Monday night, at about midnight, E.L. Drew, a deputy sheriff of Pinal county, was killed in Sonoratown, a suburb of Ray, while resisting a holdup in one of the saloons. Mr. Drew was well known in Courtland, where he held a commission as deputy sheriff for a considerable time and was very generally liked, and probably as well known throughout the valley and surrounding country as any man in the territory, having been a resident of this section for many years. The body was brought to Pearce by a brother, Charles, who was also employed at Ray and the funeral took place Wednesday afternoon. A large attendance was at band and beautiful floral pieces evidenced the esteem in which he was held. Mrs. Drew with her three pretty children, one girl 12 years old, another 10 and a boy of 7 years, through poor train connections, was compelled to drive from Cochise [County], making five o'clock the hour of the services. Dr. Pestal and Judge [William] Monmonier conducted the services in an able manner.
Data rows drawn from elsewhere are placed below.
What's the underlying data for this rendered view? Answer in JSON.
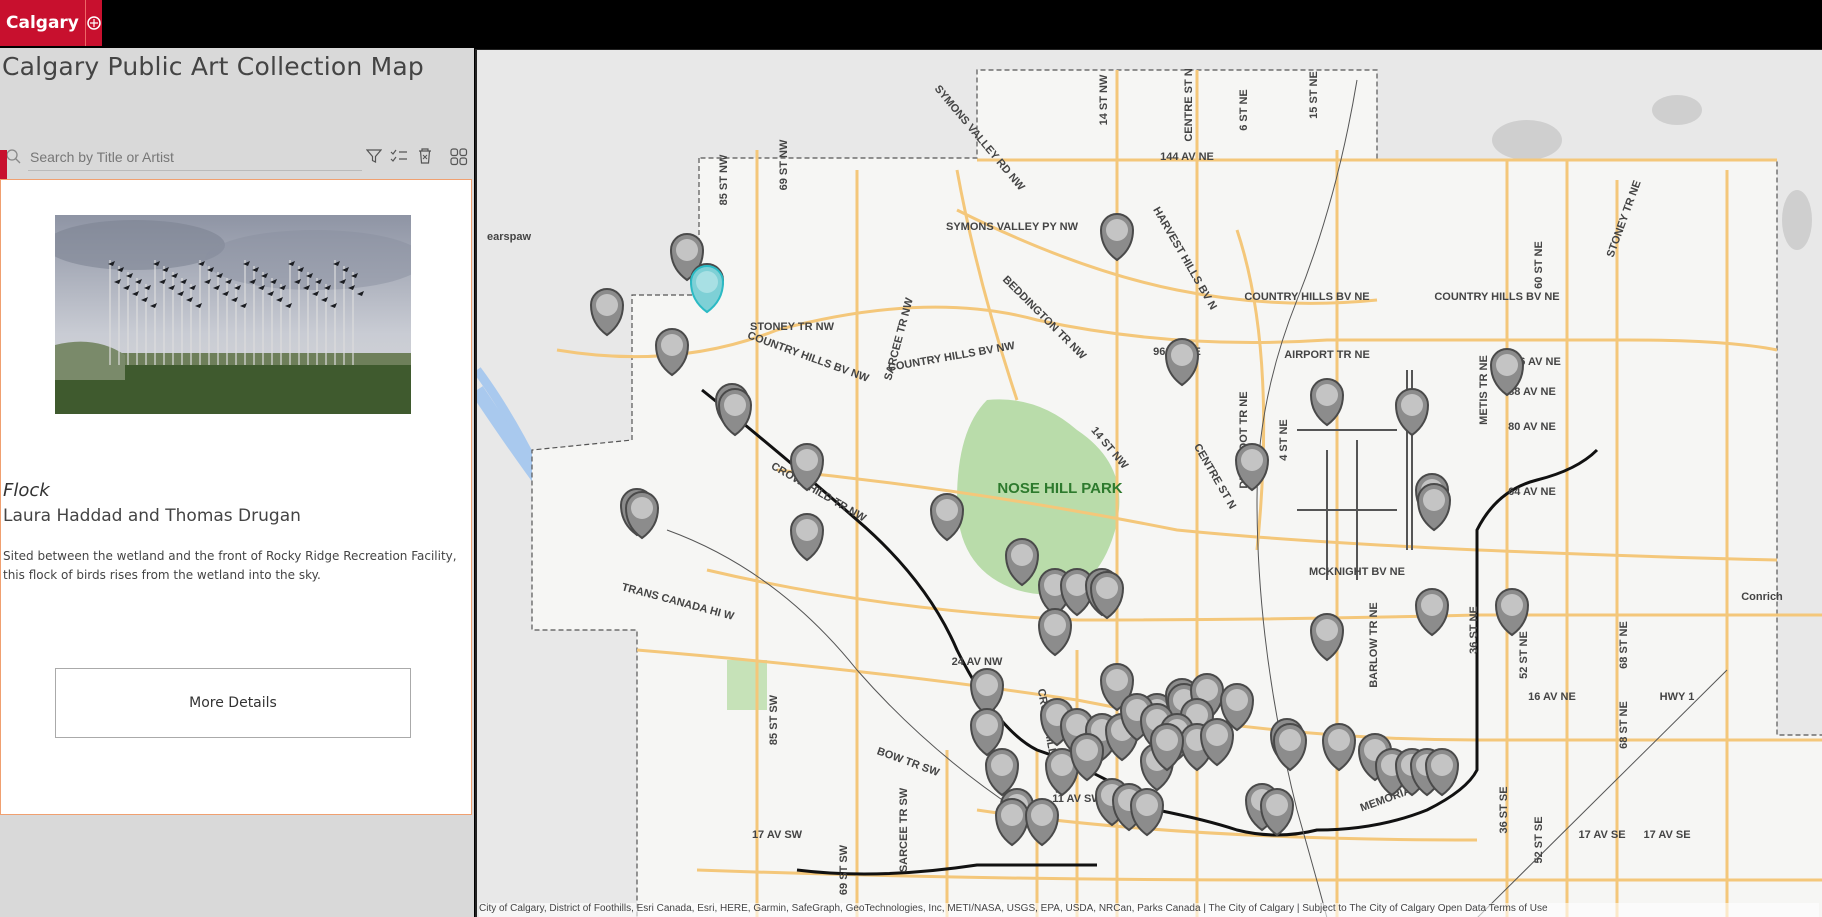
{
  "header": {
    "brand": "Calgary"
  },
  "sidebar": {
    "app_title": "Calgary Public Art Collection Map",
    "search_placeholder": "Search by Title or Artist",
    "tools": [
      "filter-icon",
      "list-check-icon",
      "clear-icon",
      "grid-icon"
    ]
  },
  "feature": {
    "title": "Flock",
    "artist": "Laura Haddad and Thomas Drugan",
    "description": "Sited between the wetland and the front of Rocky Ridge Recreation Facility, this flock of birds rises from the wetland into the sky.",
    "details_label": "More Details"
  },
  "map": {
    "park_label": "NOSE HILL PARK",
    "labels": [
      "14 ST NW",
      "CENTRE ST N",
      "6 ST NE",
      "15 ST NE",
      "SYMONS VALLEY RD NW",
      "85 ST NW",
      "69 ST NW",
      "144 AV NE",
      "SYMONS VALLEY PY NW",
      "HARVEST HILLS BV N",
      "COUNTRY HILLS BV NE",
      "COUNTRY HILLS BV NE",
      "60 ST NE",
      "STONEY TR NE",
      "STONEY TR NW",
      "SARCEE TR NW",
      "BEDDINGTON TR NW",
      "96 AV NE",
      "AIRPORT TR NE",
      "96 AV NE",
      "COUNTRY HILLS BV NW",
      "COUNTRY HILLS BV NW",
      "METIS TR NE",
      "88 AV NE",
      "80 AV NE",
      "DEERFOOT TR NE",
      "14 ST NW",
      "CENTRE ST N",
      "4 ST NE",
      "64 AV NE",
      "CROWCHILD TR NW",
      "MCKNIGHT BV NE",
      "TRANS CANADA HI W",
      "24 AV NW",
      "36 ST NE",
      "BARLOW TR NE",
      "52 ST NE",
      "68 ST NE",
      "16 AV NE",
      "HWY 1",
      "CROWCHILD TR SW",
      "BOW TR SW",
      "85 ST SW",
      "11 AV SW",
      "MEMORIAL DR SE",
      "36 ST SE",
      "52 ST SE",
      "17 AV SW",
      "SARCEE TR SW",
      "69 ST SW",
      "17 AV SE",
      "17 AV SE",
      "Conrich",
      "earspaw",
      "68 ST NE"
    ],
    "attribution": "City of Calgary, District of Foothills, Esri Canada, Esri, HERE, Garmin, SafeGraph, GeoTechnologies, Inc, METI/NASA, USGS, EPA, USDA, NRCan, Parks Canada | The City of Calgary | Subject to The City of Calgary Open Data Terms of Use"
  }
}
Mr. Drew was born on the [Great] Plains, August 22, 1864 , when his parents were crossing to Montana and is survived by a wife and three children. three brothers, and one sister, G. [George] H. Drew of Pearce, Chas. [Charles] Drew at Pearce, D. [David] S. Drew, who moved last week from Courtland to California and Mrs. R. [Cora] J. Reynolds in Oklahoma City, Oklahoma. Aside from a house and lot in Courtland and 1000 shares of Gold Queen [mine] stock, which was in the names of the children, a $3,500 insurance policy also payable to the children was left by the murdered man. Mrs. Drew and the children have been living at Pima, Graham county and had just about completed arrangements for moving to Ray, where the family could be reunited, when this terrible affair happened. Manager E. H. McFall of the Palace Stables, Hal Mattingly, W. A. Lewis and John Perkins drove to Pearce to attend the funeral, and several others would have been present had they been advised in time to have been there. A report reached Courtland Thursday, that Jack Monroe, suspected as being the man who fired the fatal shots, had been captured near Ray, suffering from a bad gun shot wound in the breast, which makes it appear that Mr. Drew made a commendable resistance, even though he lost his life in doing so. (sic)
The following appeared in the Tombstone Prospector on May 18, 1911:
Jack Monroe has been arrested as suspect of a holdup in a saloon at Ray in which Ed Drew of Courtland was shot and killed about three days ago. Monroe was found in the hills near Ray shot and weak from loss of blood from his wounds, and now the officers suspicion him as the party to the bold hold-up and claim to have strong evidence against Monroe. The hold-up man entering through the back way met Ed Drew at the back door and commanded him to hold up his hands, but instead of raising his hands Drew reached for his gun and fired while the robber fired also and Drew fell to the floor dead. Drew was a former Cochise county resident, having lived at Courtland. Jack Monroe is also a former Cochise resident. In 1904 he was sentenced in the district court here to serve six years at Yuma. He was convicted on a charge of assault on a Mexican at Don Luis. (sic)
The Drew Ranch is now owned by the Nature Conservancy. Also, members of Drew's family still live in Arizona today.